My first therapist


My first therapist had his head up his ass for lot of stuff.

He was first “treating” my brother. And by “treating” i mean, would talk about himself to my brother. Who was 12 or 13. It was a total role reversal; he would tell my brother things like how sad he was that he hadn’t gone to his own father’s funeral.

I ended up seeing him, too. I don’t remember why exactly. I think my mom was tired of me moping around the house. I was tired of my mother not believing that I actually could be clinically depressed; it’s genetic, the brain’s chemical imbalance. She herself had been struggling with it her whole life.

The therapist’s goal in our sessions, seemingly, was to make me cry. I’d go in, we’d exchange pleasantries, then he’d hand me a box of tissues and throw out something incendiary and I’d cry for 50 minutes, then we’d shake hands and agree to meet again next week. My mother accused me of getting off on it.

Shortly after that, my parents started seeing him for “couple’s counseling.” It struck me as wrong, somehow, like there might be some sort of conflict of interests in him seeing us all separately… but I was naïve enough to still believe that adults and authority figures would always do the right thing, so I didn’t question it as much as I should have.

One session, I was lamenting the fact that only one of the 20 or so friends I’d invited to my high school graduation party had actually come, and how hurt I was by that and that as if to add insult to injury, my mom’s closest friend had driven over 3 hours to be there and that she and my mom drank a bunch of beer and had a rip snortin’ good time. I didn’t care that they were drinking, really. My family and extended family is a beer drinking bunch. What made me angry is that they were having a hysterically good time, and me and Tom Knox just kind of sat there, awkwardly talking about band camp and hockey. I was pissed that they were having a party and I wasn’t. I think what I said was something along the lines of “…and they got drunk and had a great time and it’s not fair.” Which he decided meant, “My mother is an alcoholic and she’s ruining my life.” Granted, I had no idea that that’s what he decided until my parents came home from one of their sessions and my mother started screaming at me, things like, “What the fuck do you mean, ‘my mother is an alcoholic and is ruining my life?'”I was shocked on a number of levels, firstly, being screamed at with no warning, i.e. without having actively done something to warrant it, i.e. I was sitting on the couch reading a book, and she walked in the door, saw me and started yelling at me. Secondly, because my sentiment had been completely twisted. It was beyond being taken out of context. I mean if he had repeated verbatim what I’d said about them getting drunk and having a great time, even out of context, it’s really not all that incendiary. If anything, she probably would have been embarrassed and not said anything at all. But he just straight up lied. And thirdly, he lied to me, to my face, because he had told me that anything I said, anything at all, would be held in the strictest confidence and that by law, he couldn’t tell anyone anything I said, unless I was being physically harmed. (I was still a minor at the time.) And I think that that was what made me the angriest. I mean my mother yelling at me, that I could get over. But the therapist lying, that… that complete and utter sense of betrayal… that I didn’t know how to deal with. I right then and there decided that I wasn’t going to be seeing this guy anymore.

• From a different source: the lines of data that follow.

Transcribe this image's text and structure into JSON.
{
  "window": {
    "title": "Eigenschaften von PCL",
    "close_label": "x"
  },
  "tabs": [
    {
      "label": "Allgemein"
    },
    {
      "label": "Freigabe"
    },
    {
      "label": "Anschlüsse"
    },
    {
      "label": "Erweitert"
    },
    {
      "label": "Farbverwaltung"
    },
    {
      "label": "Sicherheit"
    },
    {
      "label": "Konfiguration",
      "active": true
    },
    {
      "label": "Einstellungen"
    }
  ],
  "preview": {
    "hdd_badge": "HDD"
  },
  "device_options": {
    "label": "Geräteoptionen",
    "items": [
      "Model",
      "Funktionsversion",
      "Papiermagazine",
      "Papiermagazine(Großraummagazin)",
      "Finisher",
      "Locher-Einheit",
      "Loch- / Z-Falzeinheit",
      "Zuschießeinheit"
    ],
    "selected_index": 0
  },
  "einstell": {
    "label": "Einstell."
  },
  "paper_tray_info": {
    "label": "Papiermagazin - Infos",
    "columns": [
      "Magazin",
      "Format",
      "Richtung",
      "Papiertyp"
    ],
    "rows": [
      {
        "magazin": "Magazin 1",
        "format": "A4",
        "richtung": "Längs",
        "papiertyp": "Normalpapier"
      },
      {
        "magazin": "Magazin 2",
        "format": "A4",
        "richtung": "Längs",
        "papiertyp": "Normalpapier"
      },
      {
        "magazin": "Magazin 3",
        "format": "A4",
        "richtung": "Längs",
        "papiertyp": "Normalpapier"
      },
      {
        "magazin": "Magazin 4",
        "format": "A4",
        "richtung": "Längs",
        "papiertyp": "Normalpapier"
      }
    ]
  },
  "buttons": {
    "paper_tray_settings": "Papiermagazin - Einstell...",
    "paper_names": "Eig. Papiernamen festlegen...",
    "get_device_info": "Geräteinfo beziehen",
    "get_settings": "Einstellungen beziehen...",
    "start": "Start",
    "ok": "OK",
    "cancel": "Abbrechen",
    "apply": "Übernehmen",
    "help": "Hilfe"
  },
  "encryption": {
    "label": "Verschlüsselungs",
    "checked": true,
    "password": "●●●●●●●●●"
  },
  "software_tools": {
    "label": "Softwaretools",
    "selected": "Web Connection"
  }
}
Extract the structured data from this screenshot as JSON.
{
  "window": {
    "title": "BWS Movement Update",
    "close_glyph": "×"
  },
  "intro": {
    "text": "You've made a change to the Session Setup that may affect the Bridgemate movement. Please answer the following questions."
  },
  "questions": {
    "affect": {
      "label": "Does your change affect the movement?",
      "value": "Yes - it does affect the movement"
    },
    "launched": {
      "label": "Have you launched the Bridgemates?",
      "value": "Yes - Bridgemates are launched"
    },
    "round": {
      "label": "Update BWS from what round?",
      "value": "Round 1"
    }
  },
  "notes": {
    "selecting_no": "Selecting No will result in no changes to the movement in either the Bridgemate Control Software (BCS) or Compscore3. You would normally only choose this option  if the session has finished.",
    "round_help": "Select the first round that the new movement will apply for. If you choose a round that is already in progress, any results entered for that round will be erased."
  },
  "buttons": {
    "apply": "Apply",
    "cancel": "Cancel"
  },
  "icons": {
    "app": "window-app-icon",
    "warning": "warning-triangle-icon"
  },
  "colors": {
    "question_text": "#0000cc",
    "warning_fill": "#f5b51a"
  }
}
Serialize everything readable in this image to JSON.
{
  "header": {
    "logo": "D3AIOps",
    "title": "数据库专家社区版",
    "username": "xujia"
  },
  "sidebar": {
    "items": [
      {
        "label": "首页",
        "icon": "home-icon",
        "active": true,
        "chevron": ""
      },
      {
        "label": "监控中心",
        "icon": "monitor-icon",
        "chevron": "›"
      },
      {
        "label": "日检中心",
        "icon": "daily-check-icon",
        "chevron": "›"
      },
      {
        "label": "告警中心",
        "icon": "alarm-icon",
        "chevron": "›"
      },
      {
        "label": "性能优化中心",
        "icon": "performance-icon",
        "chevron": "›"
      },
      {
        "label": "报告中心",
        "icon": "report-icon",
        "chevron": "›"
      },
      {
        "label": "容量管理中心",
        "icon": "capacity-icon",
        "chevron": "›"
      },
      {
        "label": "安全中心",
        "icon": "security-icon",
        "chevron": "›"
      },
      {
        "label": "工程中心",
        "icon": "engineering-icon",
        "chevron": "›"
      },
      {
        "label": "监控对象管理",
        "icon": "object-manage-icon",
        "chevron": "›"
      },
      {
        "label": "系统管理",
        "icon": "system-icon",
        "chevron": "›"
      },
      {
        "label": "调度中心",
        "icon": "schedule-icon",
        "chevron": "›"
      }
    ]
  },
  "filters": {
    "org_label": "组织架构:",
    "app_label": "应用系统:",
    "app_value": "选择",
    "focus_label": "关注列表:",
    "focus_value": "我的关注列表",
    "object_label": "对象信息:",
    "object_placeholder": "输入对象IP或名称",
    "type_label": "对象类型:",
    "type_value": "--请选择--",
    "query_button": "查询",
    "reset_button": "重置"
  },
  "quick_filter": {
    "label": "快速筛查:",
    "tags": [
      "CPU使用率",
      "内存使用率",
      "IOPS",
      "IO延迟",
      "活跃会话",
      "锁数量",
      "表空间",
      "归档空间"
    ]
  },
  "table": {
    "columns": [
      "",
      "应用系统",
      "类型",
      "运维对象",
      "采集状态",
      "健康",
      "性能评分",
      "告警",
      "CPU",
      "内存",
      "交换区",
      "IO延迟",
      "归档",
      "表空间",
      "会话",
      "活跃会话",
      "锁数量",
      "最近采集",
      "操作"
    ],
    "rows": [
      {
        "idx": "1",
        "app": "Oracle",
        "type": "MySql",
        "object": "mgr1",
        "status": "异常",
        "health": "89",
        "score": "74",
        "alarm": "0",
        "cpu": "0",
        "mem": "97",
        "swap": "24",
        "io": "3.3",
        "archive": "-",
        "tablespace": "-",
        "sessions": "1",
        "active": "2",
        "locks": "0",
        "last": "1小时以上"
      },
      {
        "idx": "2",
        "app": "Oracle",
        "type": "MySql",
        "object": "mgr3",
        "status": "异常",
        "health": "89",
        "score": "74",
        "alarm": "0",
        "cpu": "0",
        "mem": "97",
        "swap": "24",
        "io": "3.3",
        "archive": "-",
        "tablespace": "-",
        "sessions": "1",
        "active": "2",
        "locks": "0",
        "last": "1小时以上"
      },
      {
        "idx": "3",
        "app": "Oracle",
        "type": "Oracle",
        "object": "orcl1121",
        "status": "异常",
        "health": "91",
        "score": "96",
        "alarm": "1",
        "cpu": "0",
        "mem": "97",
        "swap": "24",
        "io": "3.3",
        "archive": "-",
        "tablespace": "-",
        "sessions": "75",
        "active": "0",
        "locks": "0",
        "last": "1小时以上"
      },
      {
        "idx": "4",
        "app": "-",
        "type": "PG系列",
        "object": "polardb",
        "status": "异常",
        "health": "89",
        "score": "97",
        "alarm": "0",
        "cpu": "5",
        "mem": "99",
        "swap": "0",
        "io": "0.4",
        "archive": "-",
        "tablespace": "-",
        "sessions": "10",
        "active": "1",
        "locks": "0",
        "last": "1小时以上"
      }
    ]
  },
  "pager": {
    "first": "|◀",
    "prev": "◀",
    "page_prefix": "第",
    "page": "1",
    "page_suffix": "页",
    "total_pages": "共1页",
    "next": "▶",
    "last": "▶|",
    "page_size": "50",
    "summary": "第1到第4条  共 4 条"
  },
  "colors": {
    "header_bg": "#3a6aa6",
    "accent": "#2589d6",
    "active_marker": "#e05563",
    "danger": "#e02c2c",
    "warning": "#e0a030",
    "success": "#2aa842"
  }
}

I had another therapist, a woman, at the same office for two or three weeks, but stopped going shortly thereafter. I don’t remember why.

But there was a point to this, one that I’ll get to now. My first therapist said to me, “Do you know what your problem is?” (Which, seriously. What a shitty thing for a professional–and I use that term lightly in his case–to say.) But he said, “Do you know what your problem is? You expect adults to act like adults.”

To which I think I replied, “Erm, duh?” 

He wasn’t wrong, though. To this day it amazes me when educated, seemingly evolved adults behave like spoiled children, throwing temper tantrums in whatever form that may take. And whenever it happens, I always regress to a child myself… small and quiet and invisible.


2 responses »

  1. It seems like hat was an unhealthy scene to go through for you. I have found that largely only the names we give the games have changed since the third-grade playground. I’m glad you trust the whole-wheat side of you as much as the kid inside that’s batshite crazy for the frosted-side of life.

  2. If that guy hasn’t lost his license yet, he definitely should have.

    Although, honestly, a first semester psych student knows better than to pull that shit, so I have to wonder if he had any training of any sort whatsoever. Maybe he got his degree out of a Cracker Jack box?

Leave a Reply

Fill in your details below or click an icon to log in: Logo

You are commenting using your account. Log Out /  Change )

Google+ photo

You are commenting using your Google+ account. Log Out /  Change )

Twitter picture

You are commenting using your Twitter account. Log Out /  Change )

Facebook photo

You are commenting using your Facebook account. Log Out /  Change )


Connecting to %s